TASK INPUTS: Begin

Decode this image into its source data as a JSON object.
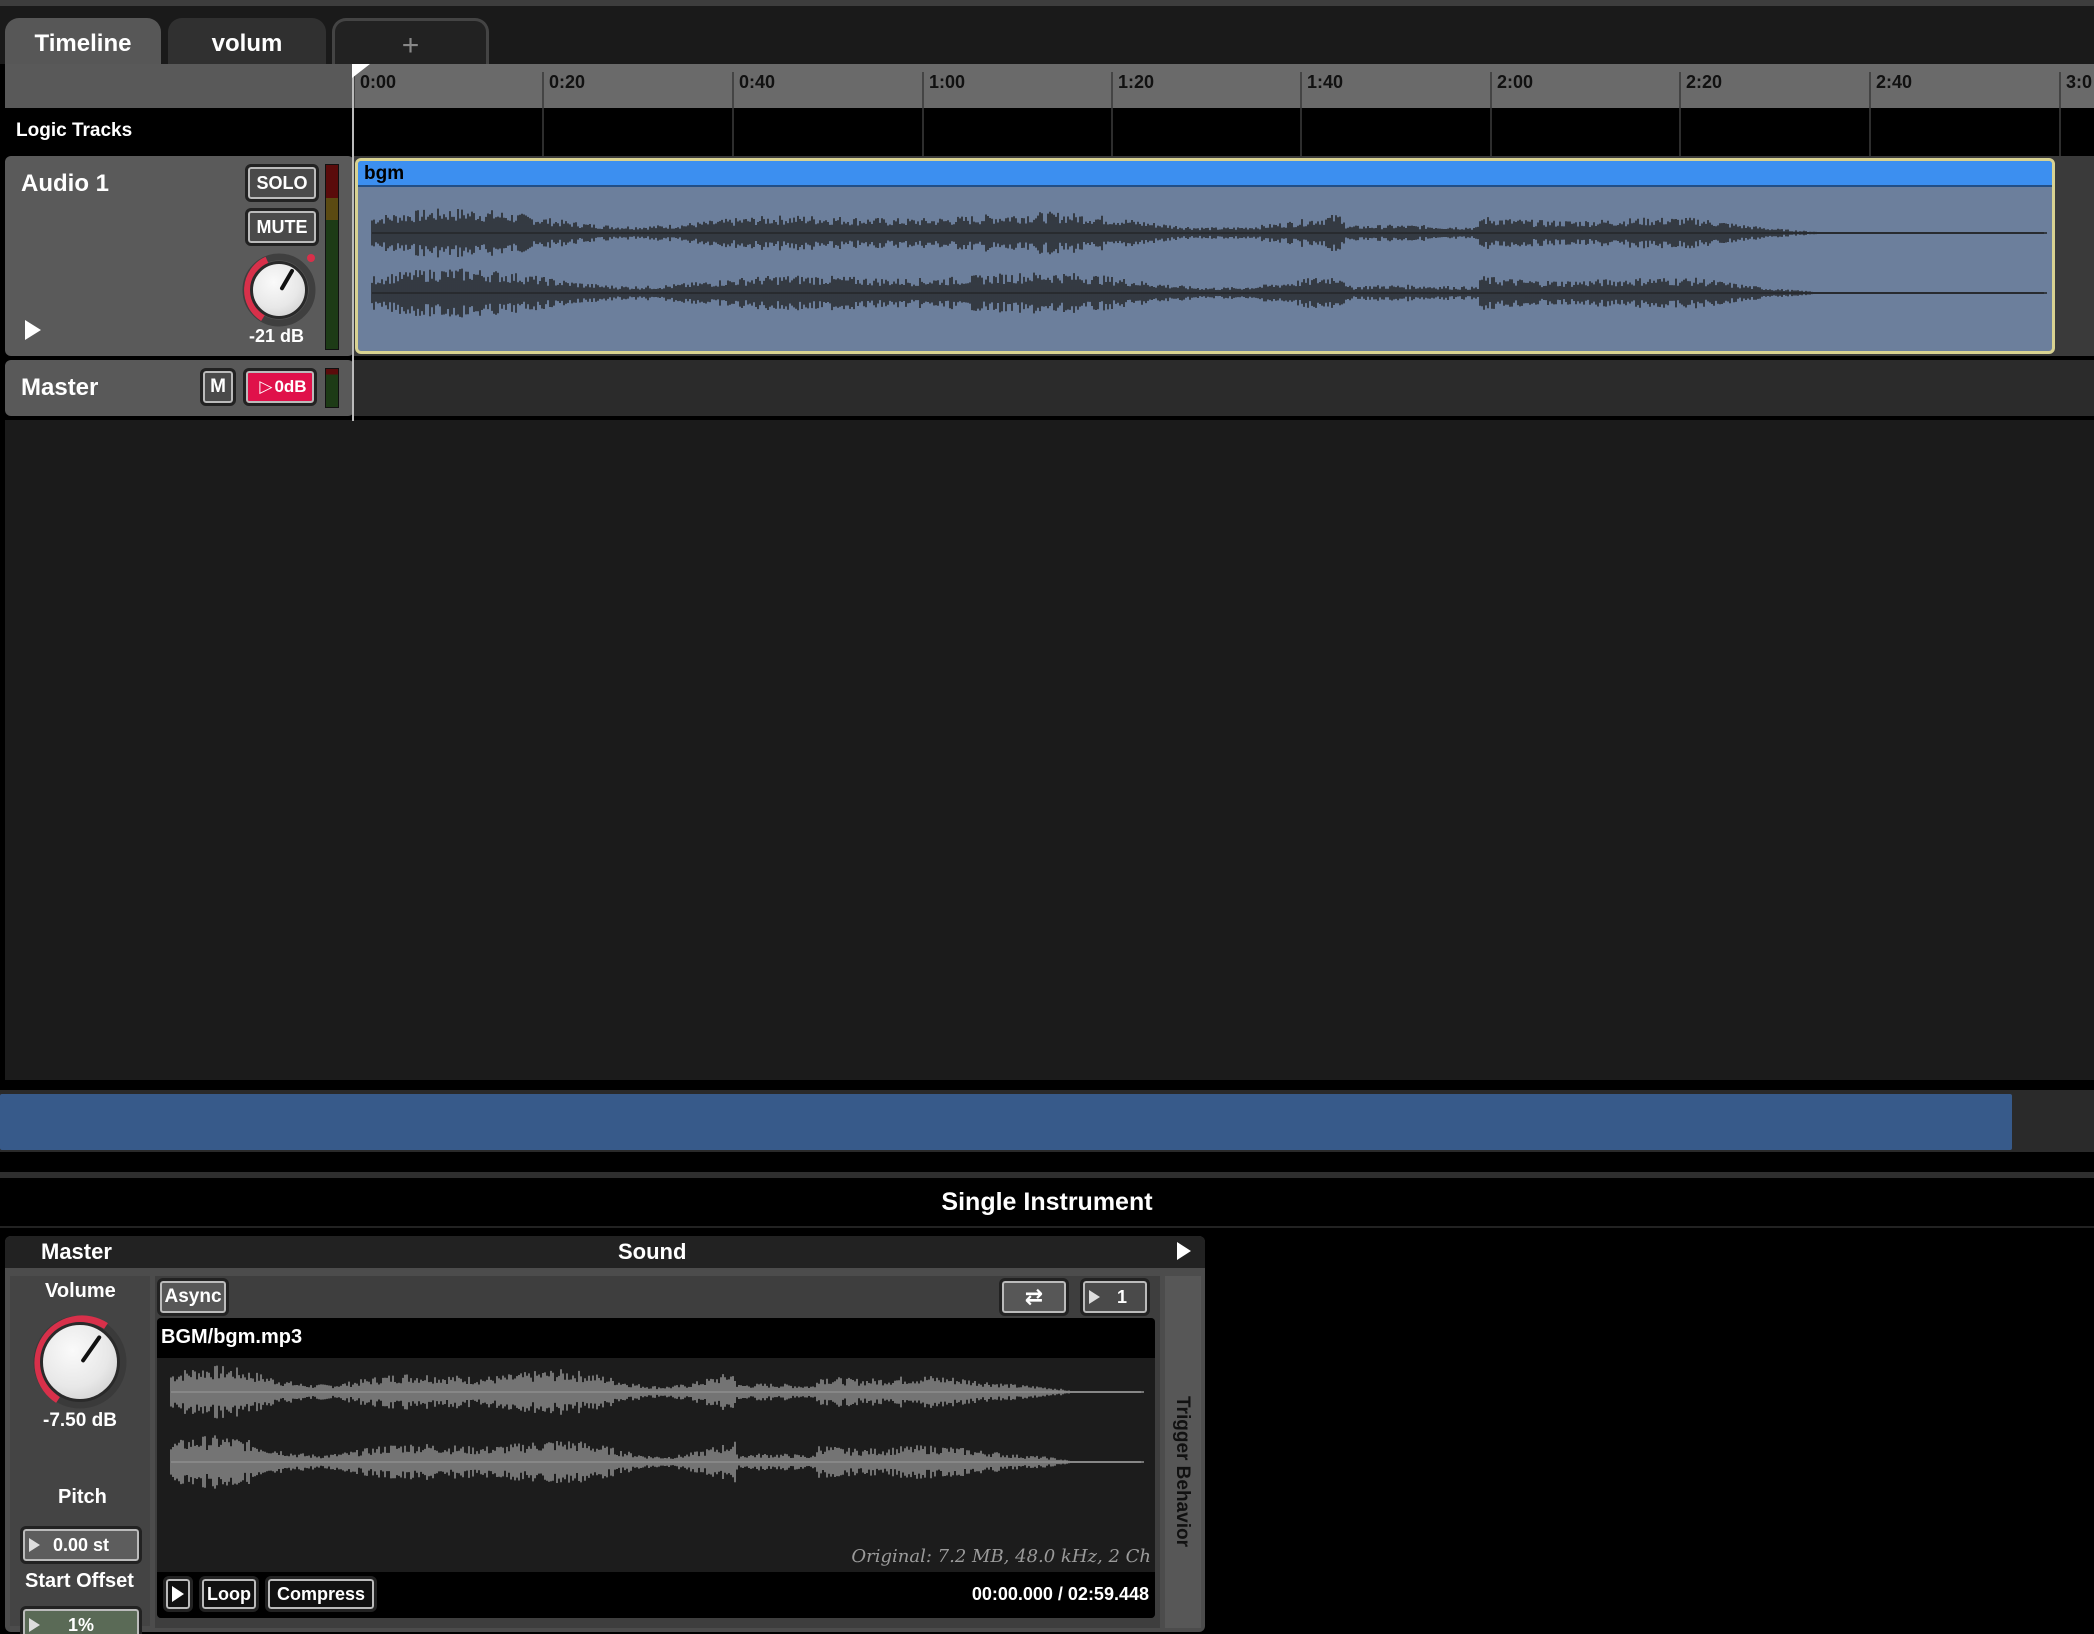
{
  "tabs": [
    {
      "label": "Timeline"
    },
    {
      "label": "volum"
    },
    {
      "label": "+"
    }
  ],
  "ruler": {
    "ticks": [
      "0:00",
      "0:20",
      "0:40",
      "1:00",
      "1:20",
      "1:40",
      "2:00",
      "2:20",
      "2:40",
      "3:0"
    ]
  },
  "logic_tracks": {
    "label": "Logic Tracks"
  },
  "audio_track": {
    "name": "Audio 1",
    "solo_label": "SOLO",
    "mute_label": "MUTE",
    "volume": "-21 dB",
    "clip": {
      "name": "bgm"
    }
  },
  "master_track": {
    "name": "Master",
    "mute_label": "M",
    "volume": "0dB"
  },
  "panel": {
    "title": "Single Instrument",
    "master_header": "Master",
    "sound_header": "Sound",
    "volume_label": "Volume",
    "volume_value": "-7.50 dB",
    "pitch_label": "Pitch",
    "pitch_value": "0.00 st",
    "start_offset_label": "Start Offset",
    "start_offset_value": "1%",
    "async_label": "Async",
    "loop_count": "1",
    "file_name": "BGM/bgm.mp3",
    "original_info": "Original: 7.2 MB, 48.0 kHz, 2 Ch",
    "loop_label": "Loop",
    "compress_label": "Compress",
    "time_display": "00:00.000 / 02:59.448",
    "trigger_label": "Trigger Behavior"
  },
  "colors": {
    "clip_header": "#3c8ff0",
    "clip_body": "#6c7f9c",
    "clip_border": "#d8d292",
    "scroll_thumb": "#375a8a",
    "knob_arc": "#d8304a",
    "master_volume_field": "#e0114a"
  }
}
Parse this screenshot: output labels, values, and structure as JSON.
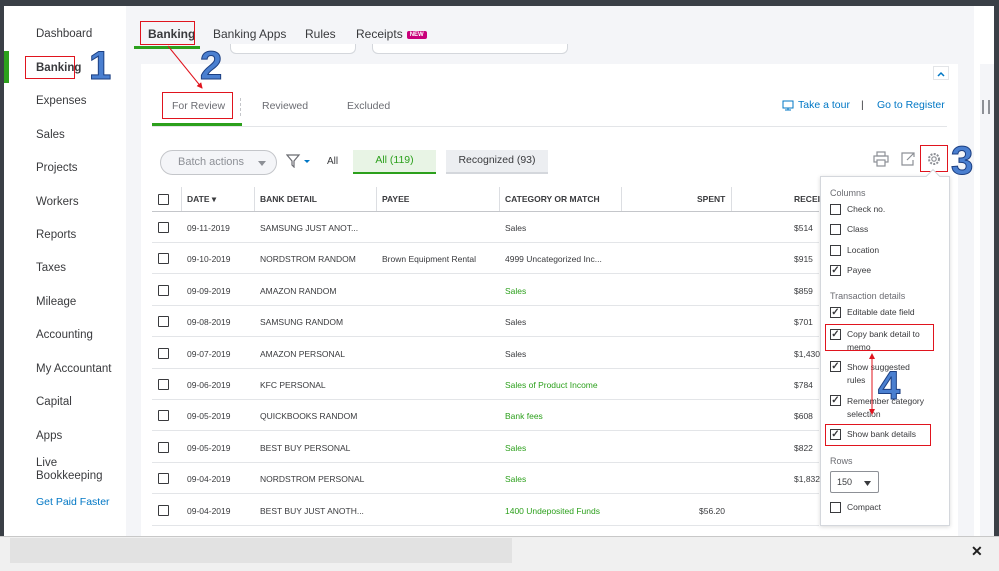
{
  "sidebar": {
    "items": [
      {
        "label": "Dashboard"
      },
      {
        "label": "Banking"
      },
      {
        "label": "Expenses"
      },
      {
        "label": "Sales"
      },
      {
        "label": "Projects"
      },
      {
        "label": "Workers"
      },
      {
        "label": "Reports"
      },
      {
        "label": "Taxes"
      },
      {
        "label": "Mileage"
      },
      {
        "label": "Accounting"
      },
      {
        "label": "My Accountant"
      },
      {
        "label": "Capital"
      },
      {
        "label": "Apps"
      },
      {
        "label_line1": "Live",
        "label_line2": "Bookkeeping"
      }
    ],
    "promo_link": "Get Paid Faster"
  },
  "top_tabs": [
    "Banking",
    "Banking Apps",
    "Rules",
    "Receipts"
  ],
  "new_badge": "NEW",
  "sub_tabs": [
    "For Review",
    "Reviewed",
    "Excluded"
  ],
  "links": {
    "take_tour": "Take a tour",
    "separator": "|",
    "go_register": "Go to Register"
  },
  "toolbar": {
    "batch_actions": "Batch actions",
    "all_text": "All",
    "all_pill": "All (119)",
    "recognized_pill": "Recognized (93)"
  },
  "table": {
    "headers": [
      "DATE",
      "BANK DETAIL",
      "PAYEE",
      "CATEGORY OR MATCH",
      "SPENT",
      "RECEI"
    ],
    "rows": [
      {
        "date": "09-11-2019",
        "bank": "SAMSUNG JUST ANOT...",
        "payee": "",
        "category": "Sales",
        "green": false,
        "spent": "",
        "received": "$514"
      },
      {
        "date": "09-10-2019",
        "bank": "NORDSTROM RANDOM",
        "payee": "Brown Equipment Rental",
        "category": "4999 Uncategorized Inc...",
        "green": false,
        "spent": "",
        "received": "$915"
      },
      {
        "date": "09-09-2019",
        "bank": "AMAZON RANDOM",
        "payee": "",
        "category": "Sales",
        "green": true,
        "spent": "",
        "received": "$859"
      },
      {
        "date": "09-08-2019",
        "bank": "SAMSUNG RANDOM",
        "payee": "",
        "category": "Sales",
        "green": false,
        "spent": "",
        "received": "$701"
      },
      {
        "date": "09-07-2019",
        "bank": "AMAZON PERSONAL",
        "payee": "",
        "category": "Sales",
        "green": false,
        "spent": "",
        "received": "$1,430"
      },
      {
        "date": "09-06-2019",
        "bank": "KFC PERSONAL",
        "payee": "",
        "category": "Sales of Product Income",
        "green": true,
        "spent": "",
        "received": "$784"
      },
      {
        "date": "09-05-2019",
        "bank": "QUICKBOOKS RANDOM",
        "payee": "",
        "category": "Bank fees",
        "green": true,
        "spent": "",
        "received": "$608"
      },
      {
        "date": "09-05-2019",
        "bank": "BEST BUY PERSONAL",
        "payee": "",
        "category": "Sales",
        "green": true,
        "spent": "",
        "received": "$822"
      },
      {
        "date": "09-04-2019",
        "bank": "NORDSTROM PERSONAL",
        "payee": "",
        "category": "Sales",
        "green": true,
        "spent": "",
        "received": "$1,832"
      },
      {
        "date": "09-04-2019",
        "bank": "BEST BUY JUST ANOTH...",
        "payee": "",
        "category": "1400 Undeposited Funds",
        "green": true,
        "spent": "$56.20",
        "received": ""
      }
    ]
  },
  "settings_panel": {
    "columns_heading": "Columns",
    "columns": [
      {
        "label": "Check no.",
        "checked": false
      },
      {
        "label": "Class",
        "checked": false
      },
      {
        "label": "Location",
        "checked": false
      },
      {
        "label": "Payee",
        "checked": true
      }
    ],
    "transaction_heading": "Transaction details",
    "transaction": [
      {
        "label": "Editable date field",
        "checked": true
      },
      {
        "label_line1": "Copy bank detail to",
        "label_line2": "memo",
        "checked": true
      },
      {
        "label_line1": "Show suggested",
        "label_line2": "rules",
        "checked": true
      },
      {
        "label_line1": "Remember category",
        "label_line2": "selection",
        "checked": true
      },
      {
        "label": "Show bank details",
        "checked": true
      }
    ],
    "rows_heading": "Rows",
    "rows_value": "150",
    "compact": {
      "label": "Compact",
      "checked": false
    }
  },
  "annotations": [
    "1",
    "2",
    "3",
    "4"
  ],
  "colors": {
    "accent_green": "#2ca01c",
    "link_blue": "#0077c5",
    "annotation_red": "#e0141e",
    "annotation_blue": "#4a7fd0"
  },
  "icons": [
    "filter-icon",
    "print-icon",
    "export-icon",
    "gear-icon",
    "chevron-up-icon",
    "close-icon"
  ],
  "close_glyph": "✕",
  "check_glyph": "✓",
  "sort_glyph": "▾"
}
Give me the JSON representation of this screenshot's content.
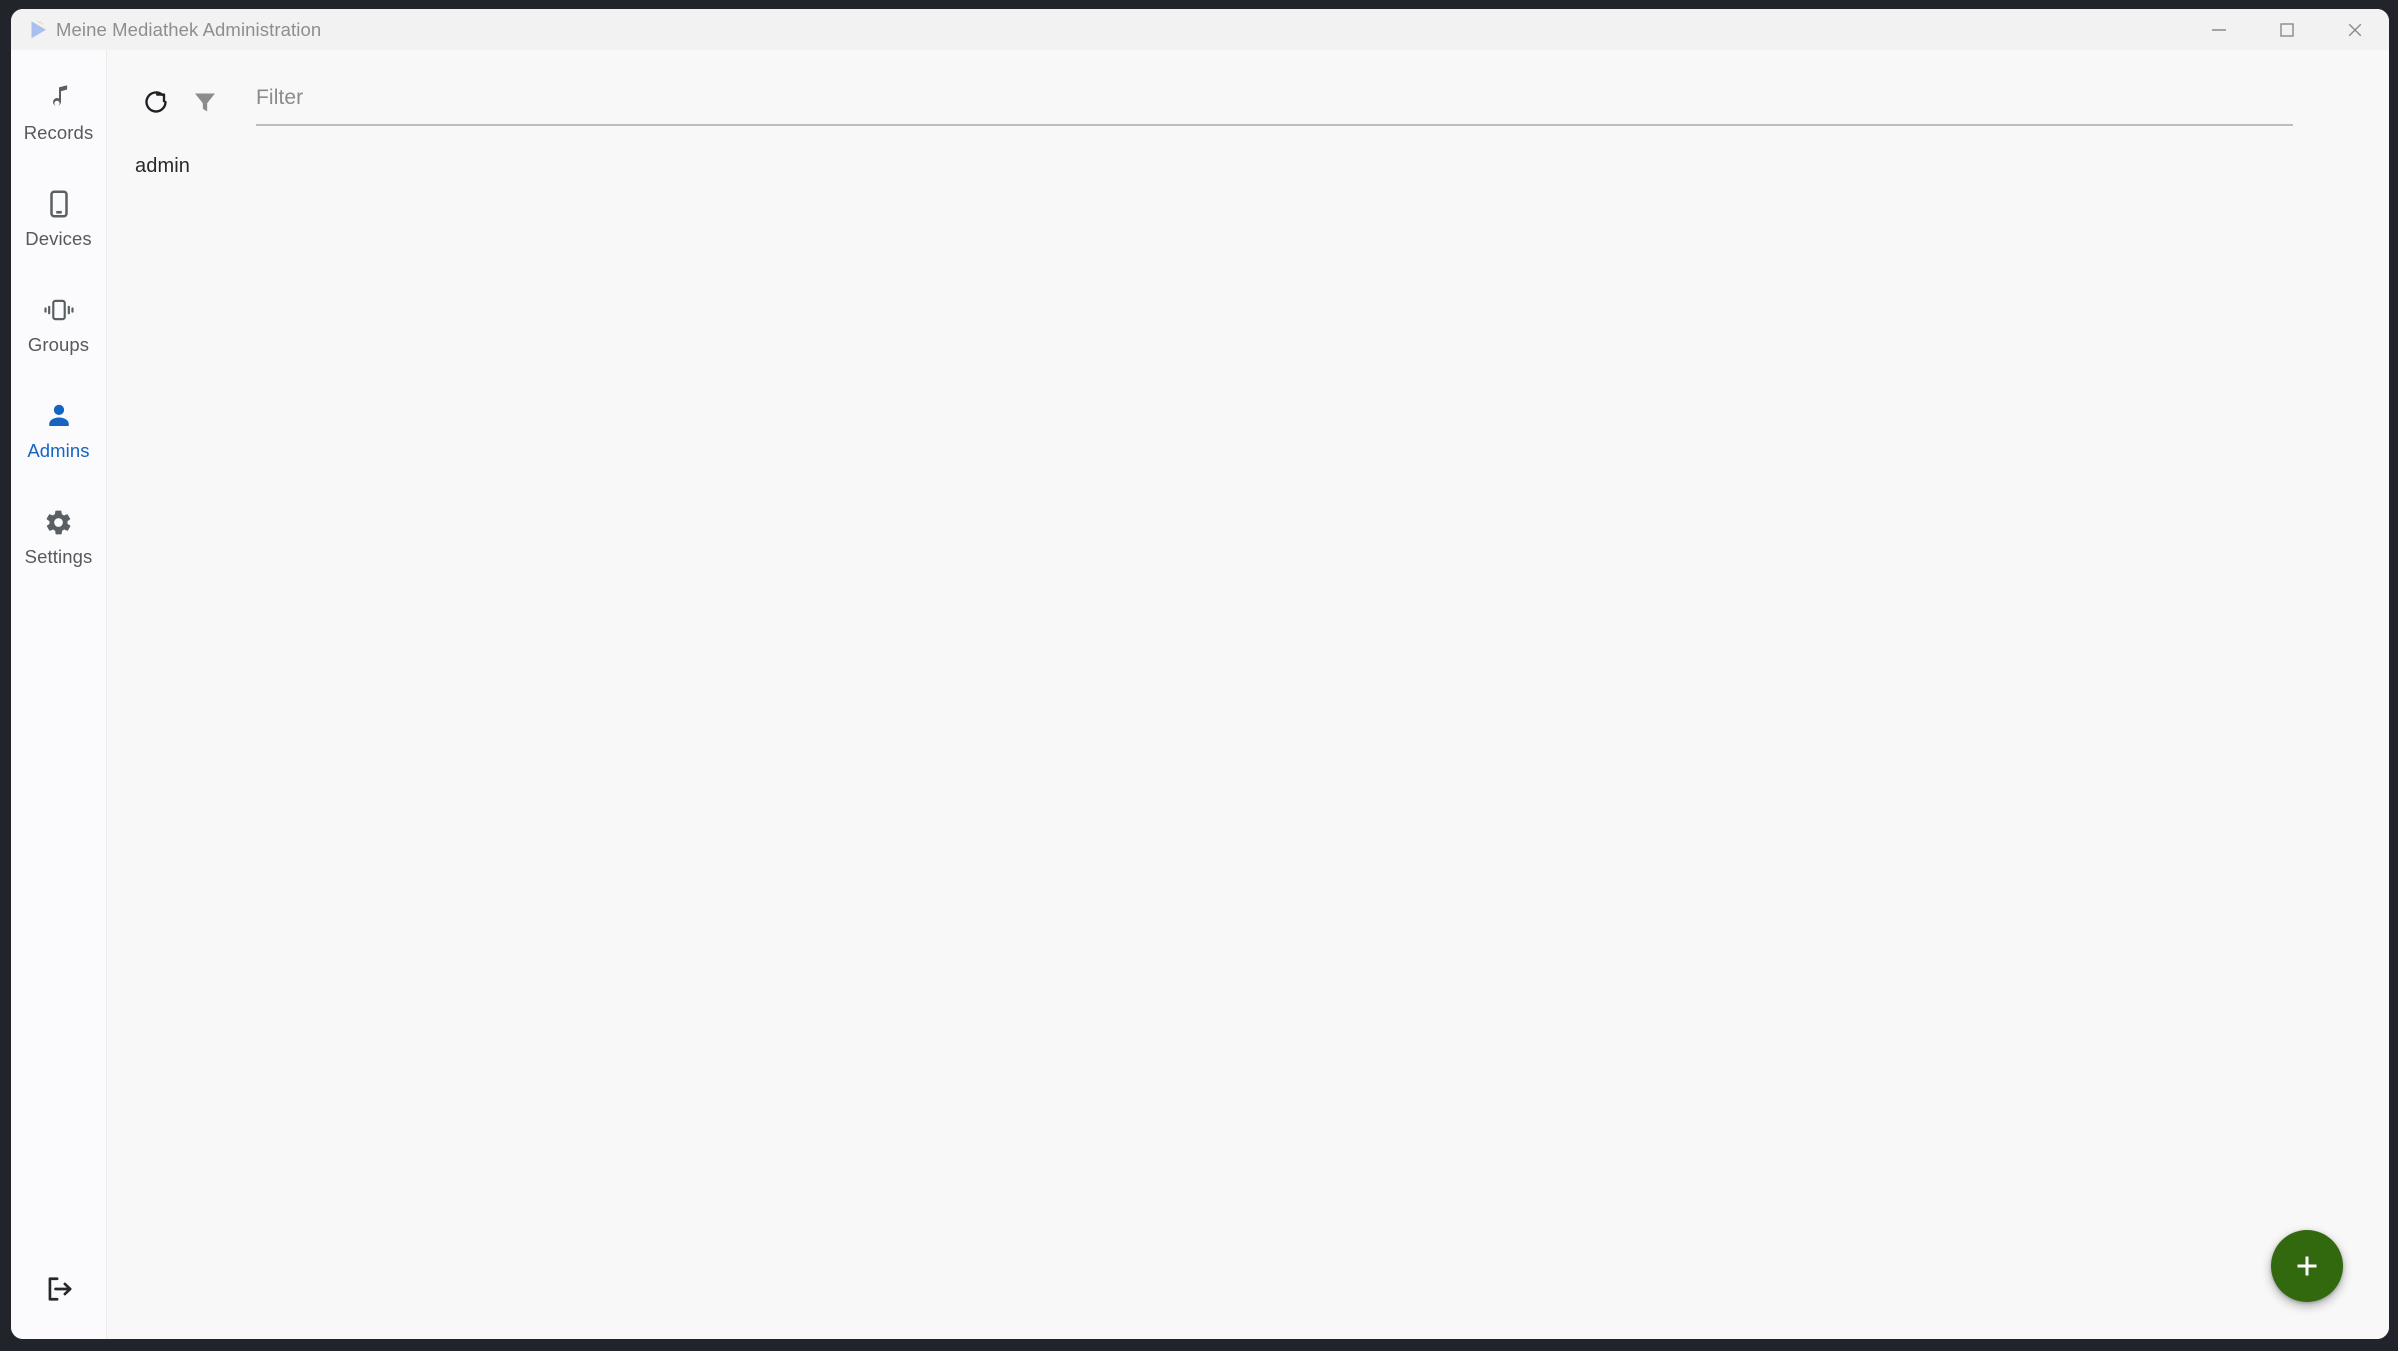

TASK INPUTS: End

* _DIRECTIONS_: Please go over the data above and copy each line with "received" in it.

* _WRITTEN SOLUTION_:
        "received": "$514"
        "received": "$915"
        "received": "$859"
        "received": "$701"
        "received": "$1,430"
        "received": "$784"
        "received": "$608"
        "received": "$822"
        "received": "$1,832"
        "received": ""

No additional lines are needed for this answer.